Rodgers was born in 1897 in a railroad town, Meridian, Mississippi, to a railroad-man father. When he was barely in his teens he ran away a couple of times with traveling shows, before starting to work on the railroads in earnest at the age of fourteen. At some point in there he contracted the tuberculosis that would kill him. The 1920s were for him a mix of railroad work and various lunges at a show business career. He had a wife and child to support. In 1927 he left Meridian for Asheville, North Carolina, where he started hooking up with several groups of musicians, trying on different kinds of musical situations for size, everything from Tin Pan Alley to what was already being called “hillbilly” music.
Then the important thing happened: Ralph Peer came to Bristol, a town on the Virginia-Tennessee border. Peer, a key figure in the recording industry of the 1920s, arrived in the summer of 1927 and advertised open auditions in the hopes of finding rural performers worth recording for the Victor label. (The two-disc set The Bristol Sessions, put out by the Country Music Foundation, documents the extraordinary recordings made that summer.)
Along with dozens of others—old-time fiddlers, family musical groups (including the Carter Family, who made their first recordings that summer), blind singers, religious singers—Rodgers smelled something cooking and made the trek to Bristol. He went with a group of musicians, but before they got to the auditions they parted ways in a quarrel over billing. The band recorded separately, under the name the Tenneva Ramblers, and Rodgers cut two sides accompanied only by his own guitar. These two recordings sold well enough for him to be asked to follow up. The second pairing contained his first “Blue Yodel,” sometimes known as “T for Texas.” A loosely strung collection of outlaw lyrics sung in a jaunty, sly manner, interspersed with what was to become his trademark yodel, it made Rodgers a star.

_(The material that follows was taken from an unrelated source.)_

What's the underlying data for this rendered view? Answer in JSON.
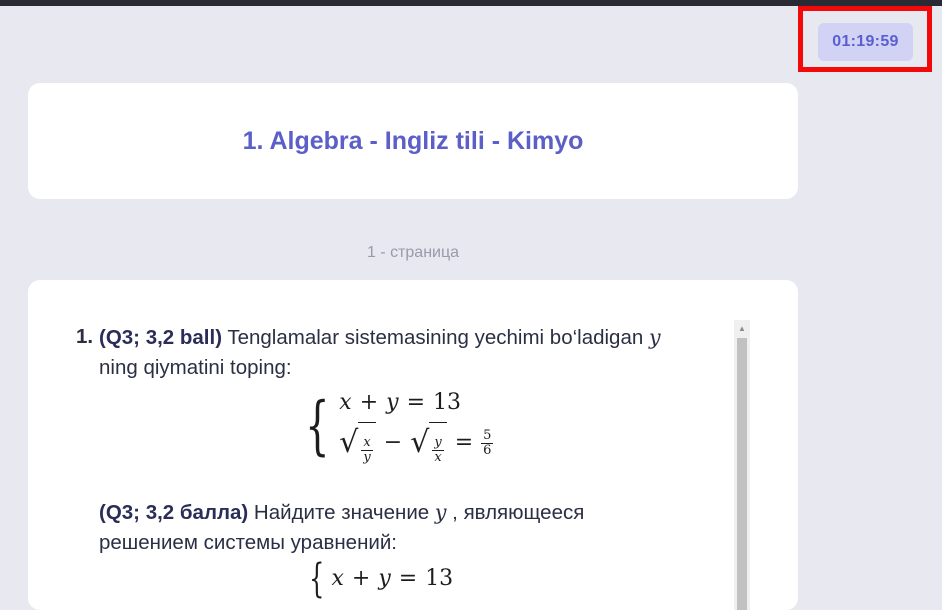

Rodgers was really the first white performer to sing the blues convincingly on recordings; he got the essence of it. Blues is, among other things, an antidote to sentimentality, and in singing them Rodgers didn’t exaggerate or caricature or force anything. He found a part of himself there, obviously, and the exhilaration in his “Blue Yodels,” as well as things like “No Hard Times” and “The Brakeman’s Blues,” is unmistakable. Although Rodgers preceded them into the recording studio, a number of white performers (among them Darby and Tarlton, the Allen Brothers, Dick Justice, and Gene Autry) did sing the blues very well around the same time. Even Jimmie Davis, years before he wrote “You Are My Sunshine”—and decades before he became the gentleman segregationist governor of Louisiana—made a specialty of singing some very authentic-sounding blues. If you want a good demonstration of what the same material sounds like in the hands of a talented singer without the gift for blues, get Lefty Frizzell’s tribute album, Songs of Jimmie Rodgers. Frizzell was, of course, one of the very greatest country singers, but he wouldn’t have known the blues if it hit him over the head with a plate. Merle Haggard, on the other hand, knew exactly what to do with this kind of material, and his Rodgers tribute album, Same Train, A Different Time, is one of the best things he has ever recorded.